This system cuts the time needed to render and name a large set of tiles from several hours to about 15 minutes, and is vastly more robust in terms of avoiding errors. Tiles produced by the process can be dropped straight into the game for set-up, and if there are any tweaks needed it is a fairly simple process to redo the renders again in such a way that the new tiles can just overwrite the old tiles with no need for re-checking the positions. The reliability of this system has also made it possible for me to do more complex building types (such as Nissen huts, which you may not have seen yet) which have curved edges that need to match absolutely perfectly between tile transitions.

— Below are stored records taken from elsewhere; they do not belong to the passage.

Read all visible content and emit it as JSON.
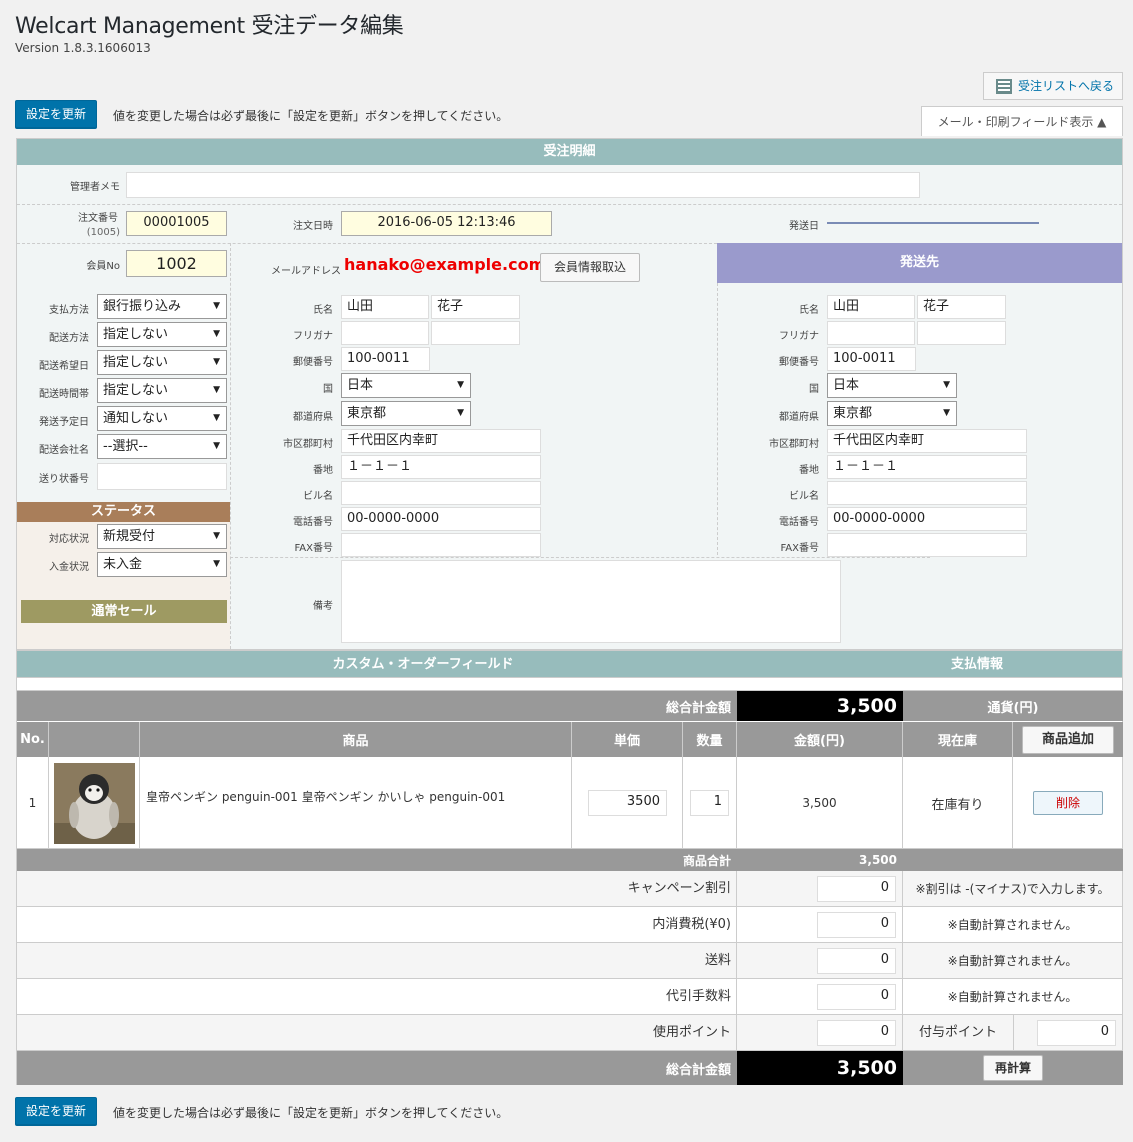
{
  "header": {
    "title": "Welcart Management 受注データ編集",
    "version": "Version 1.8.3.1606013",
    "back_label": "受注リストへ戻る",
    "mail_toggle": "メール・印刷フィールド表示 ▲"
  },
  "actions": {
    "update_label": "設定を更新",
    "update_note": "値を変更した場合は必ず最後に「設定を更新」ボタンを押してください。"
  },
  "order": {
    "section_title": "受注明細",
    "admin_memo_label": "管理者メモ",
    "order_no_label": "注文番号",
    "order_no_sub": "(1005)",
    "order_no": "00001005",
    "order_date_label": "注文日時",
    "order_date": "2016-06-05 12:13:46",
    "ship_date_label": "発送日",
    "member_no_label": "会員No",
    "member_no": "1002",
    "email_label": "メールアドレス",
    "email": "hanako@example.com",
    "fetch_member_label": "会員情報取込",
    "payment_label": "支払方法",
    "payment": "銀行振り込み",
    "delivery_method_label": "配送方法",
    "delivery_method": "指定しない",
    "delivery_date_label": "配送希望日",
    "delivery_date": "指定しない",
    "delivery_time_label": "配送時間帯",
    "delivery_time": "指定しない",
    "ship_plan_label": "発送予定日",
    "ship_plan": "通知しない",
    "carrier_label": "配送会社名",
    "carrier": "--選択--",
    "tracking_label": "送り状番号",
    "status_title": "ステータス",
    "response_label": "対応状況",
    "response": "新規受付",
    "payment_status_label": "入金状況",
    "payment_status": "未入金",
    "sale_title": "通常セール",
    "note_label": "備考"
  },
  "customer": {
    "name_label": "氏名",
    "last": "山田",
    "first": "花子",
    "kana_label": "フリガナ",
    "zip_label": "郵便番号",
    "zip": "100-0011",
    "country_label": "国",
    "country": "日本",
    "pref_label": "都道府県",
    "pref": "東京都",
    "city_label": "市区郡町村",
    "city": "千代田区内幸町",
    "addr_label": "番地",
    "addr": "１－１－１",
    "building_label": "ビル名",
    "tel_label": "電話番号",
    "tel": "00-0000-0000",
    "fax_label": "FAX番号"
  },
  "delivery": {
    "title": "発送先",
    "name_label": "氏名",
    "last": "山田",
    "first": "花子",
    "kana_label": "フリガナ",
    "zip_label": "郵便番号",
    "zip": "100-0011",
    "country_label": "国",
    "country": "日本",
    "pref_label": "都道府県",
    "pref": "東京都",
    "city_label": "市区郡町村",
    "city": "千代田区内幸町",
    "addr_label": "番地",
    "addr": "１－１－１",
    "building_label": "ビル名",
    "tel_label": "電話番号",
    "tel": "00-0000-0000",
    "fax_label": "FAX番号"
  },
  "custom": {
    "title": "カスタム・オーダーフィールド",
    "payinfo_title": "支払情報"
  },
  "cart": {
    "total_label": "総合計金額",
    "total": "3,500",
    "currency": "通貨(円)",
    "col_no": "No.",
    "col_item": "商品",
    "col_price": "単価",
    "col_qty": "数量",
    "col_amount": "金額(円)",
    "col_stock": "現在庫",
    "add_item": "商品追加",
    "items": [
      {
        "no": "1",
        "name": "皇帝ペンギン penguin-001 皇帝ペンギン かいしゃ penguin-001",
        "price": "3500",
        "qty": "1",
        "amount": "3,500",
        "stock": "在庫有り",
        "delete": "削除"
      }
    ],
    "subtotal_label": "商品合計",
    "subtotal": "3,500",
    "campaign_label": "キャンペーン割引",
    "campaign": "0",
    "campaign_note": "※割引は -(マイナス)で入力します。",
    "tax_label": "内消費税(¥0)",
    "tax": "0",
    "tax_note": "※自動計算されません。",
    "shipping_label": "送料",
    "shipping": "0",
    "shipping_note": "※自動計算されません。",
    "cod_label": "代引手数料",
    "cod": "0",
    "cod_note": "※自動計算されません。",
    "points_label": "使用ポイント",
    "points": "0",
    "grant_label": "付与ポイント",
    "grant": "0",
    "recalc": "再計算"
  }
}
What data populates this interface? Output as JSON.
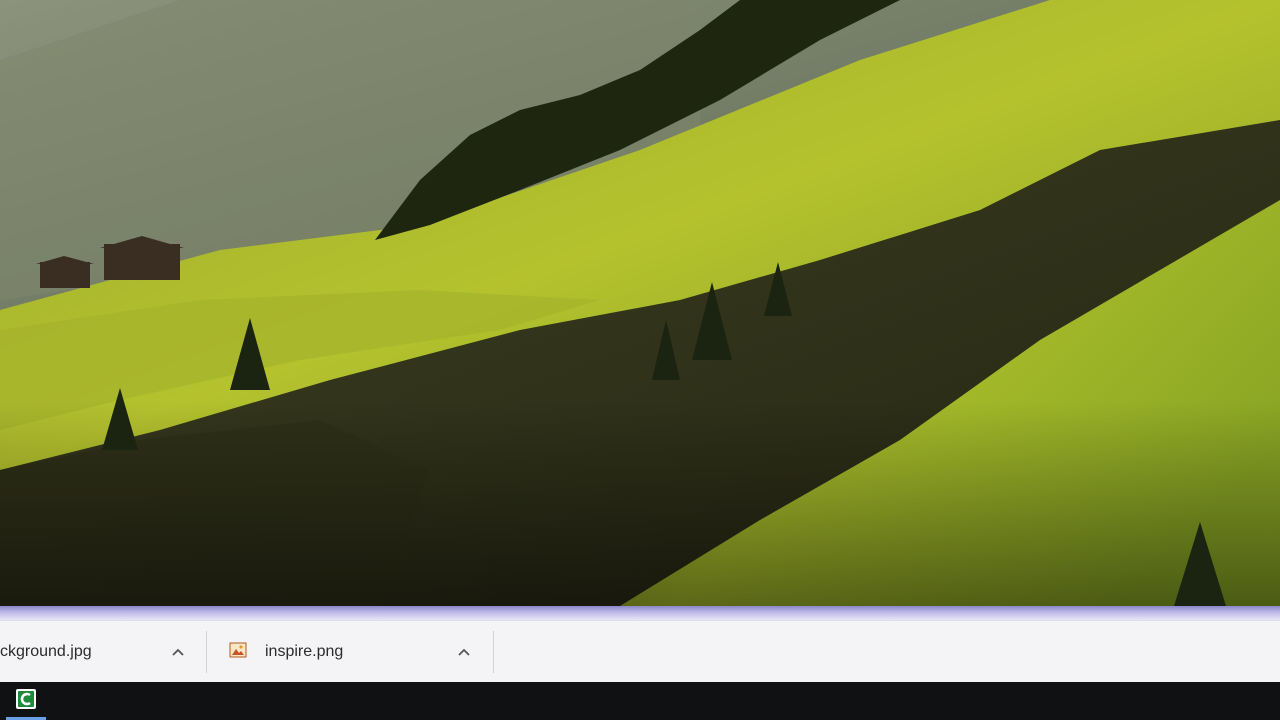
{
  "downloads_shelf": {
    "items": [
      {
        "filename": "ckground.jpg",
        "icon": "image-file-icon"
      },
      {
        "filename": "inspire.png",
        "icon": "image-file-icon"
      }
    ],
    "chevron_icon": "chevron-up-icon"
  },
  "taskbar": {
    "pinned_app_icon": "camtasia-app-icon",
    "accent_color": "#6aa0e6"
  },
  "colors": {
    "shelf_background": "#f4f4f6",
    "shelf_accent": "#b9b5e6",
    "taskbar_background": "#101112"
  }
}
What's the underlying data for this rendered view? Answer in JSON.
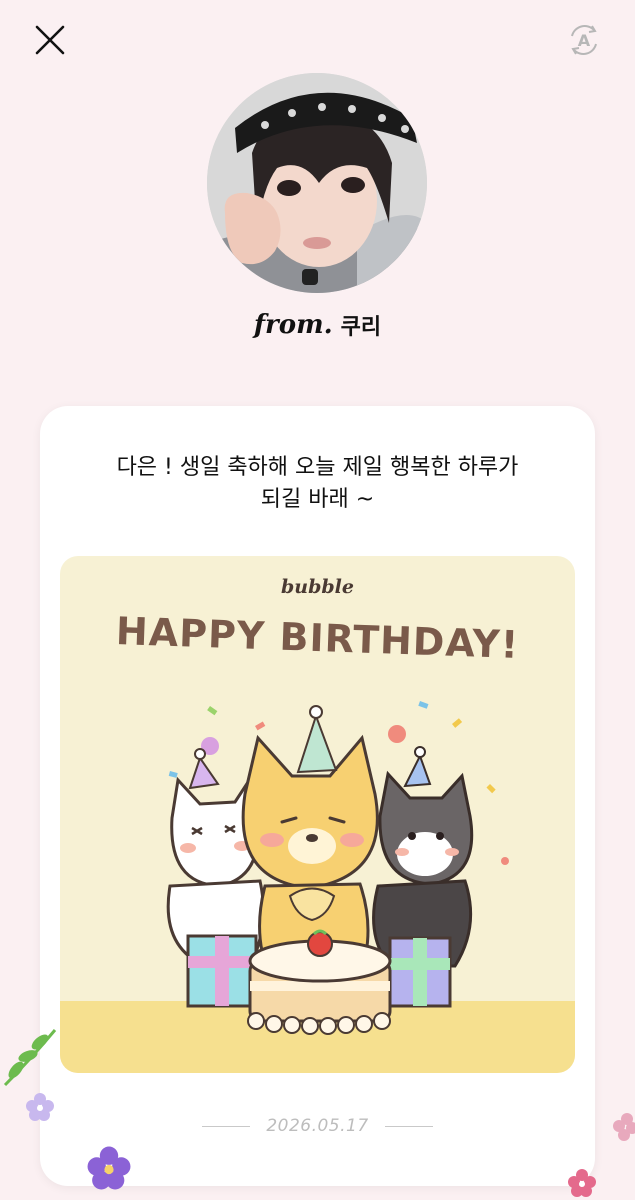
{
  "header": {
    "close_icon": "close-icon",
    "translate_icon": "translate-icon",
    "translate_letter": "A"
  },
  "sender": {
    "from_label": "from.",
    "name": "쿠리"
  },
  "letter": {
    "message": "다은 ! 생일 축하해 오늘 제일 행복한 하루가\n되길 바래 ~",
    "sticker": {
      "brand": "bubble",
      "title": "HAPPY BIRTHDAY!"
    },
    "date": "2026.05.17"
  },
  "colors": {
    "background": "#fbf0f2",
    "card": "#ffffff",
    "sticker_bg": "#f7f1d4",
    "title_brown": "#7a5a4a"
  }
}
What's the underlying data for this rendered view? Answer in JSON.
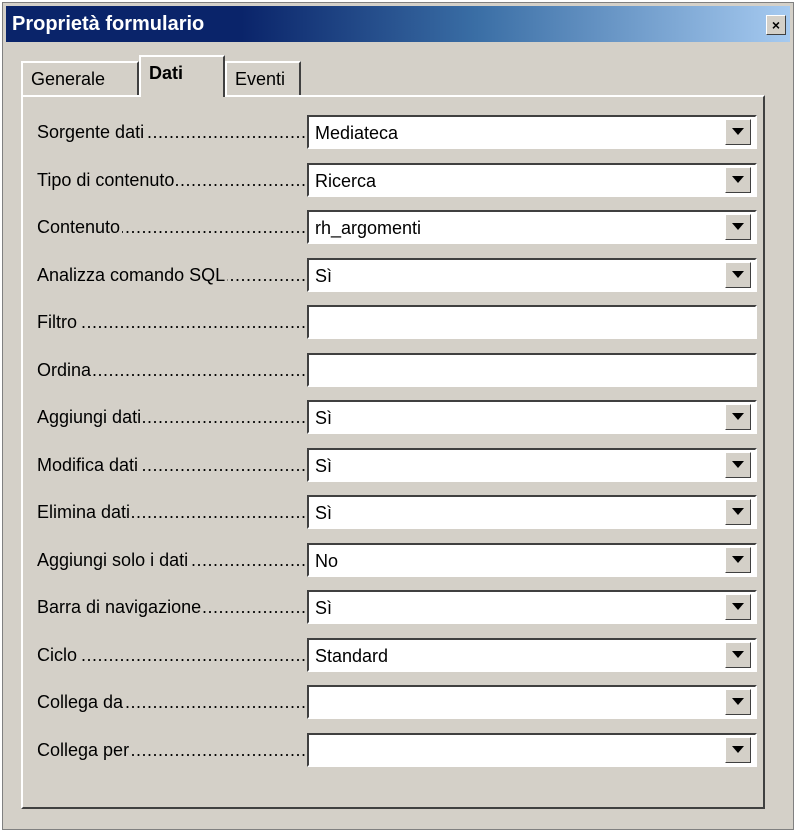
{
  "window": {
    "title": "Proprietà formulario",
    "close_glyph": "×"
  },
  "tabs": [
    {
      "label": "Generale",
      "active": false
    },
    {
      "label": "Dati",
      "active": true
    },
    {
      "label": "Eventi",
      "active": false
    }
  ],
  "rows": [
    {
      "label": "Sorgente dati",
      "value": "Mediateca",
      "type": "dropdown"
    },
    {
      "label": "Tipo di contenuto",
      "value": "Ricerca",
      "type": "dropdown"
    },
    {
      "label": "Contenuto",
      "value": "rh_argomenti",
      "type": "dropdown"
    },
    {
      "label": "Analizza comando SQL",
      "value": "Sì",
      "type": "dropdown"
    },
    {
      "label": "Filtro",
      "value": "",
      "type": "text"
    },
    {
      "label": "Ordina",
      "value": "",
      "type": "text"
    },
    {
      "label": "Aggiungi dati",
      "value": "Sì",
      "type": "dropdown"
    },
    {
      "label": "Modifica dati",
      "value": "Sì",
      "type": "dropdown"
    },
    {
      "label": "Elimina dati",
      "value": "Sì",
      "type": "dropdown"
    },
    {
      "label": "Aggiungi solo i dati",
      "value": "No",
      "type": "dropdown"
    },
    {
      "label": "Barra di navigazione",
      "value": "Sì",
      "type": "dropdown"
    },
    {
      "label": "Ciclo",
      "value": "Standard",
      "type": "dropdown"
    },
    {
      "label": "Collega da",
      "value": "",
      "type": "dropdown"
    },
    {
      "label": "Collega per",
      "value": "",
      "type": "dropdown"
    }
  ],
  "colors": {
    "title_start": "#0a246a",
    "title_end": "#a6caf0",
    "face": "#d4d0c8"
  }
}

Once the complete set of tiles for a building like the Soviet archives is complete it gets put in the game for testing and is also passed on to our very talented 2D artist Mikael, who paints over the tiles to give them that stylised look we use for all buildings in Xenonauts; it is always an absolute pleasure to see how awesome the tiles can turn out after he gone over them.
Anyway I've enjoyed rambling on about this, and hopefully it will be a bit of an interesting insight into how these kinds of old school 3D tiles are produced. As much work as all of the above may seem, I think once the results are in game they give Xenonauts a high resolution look that is fairly unique amongst modern pixel art games.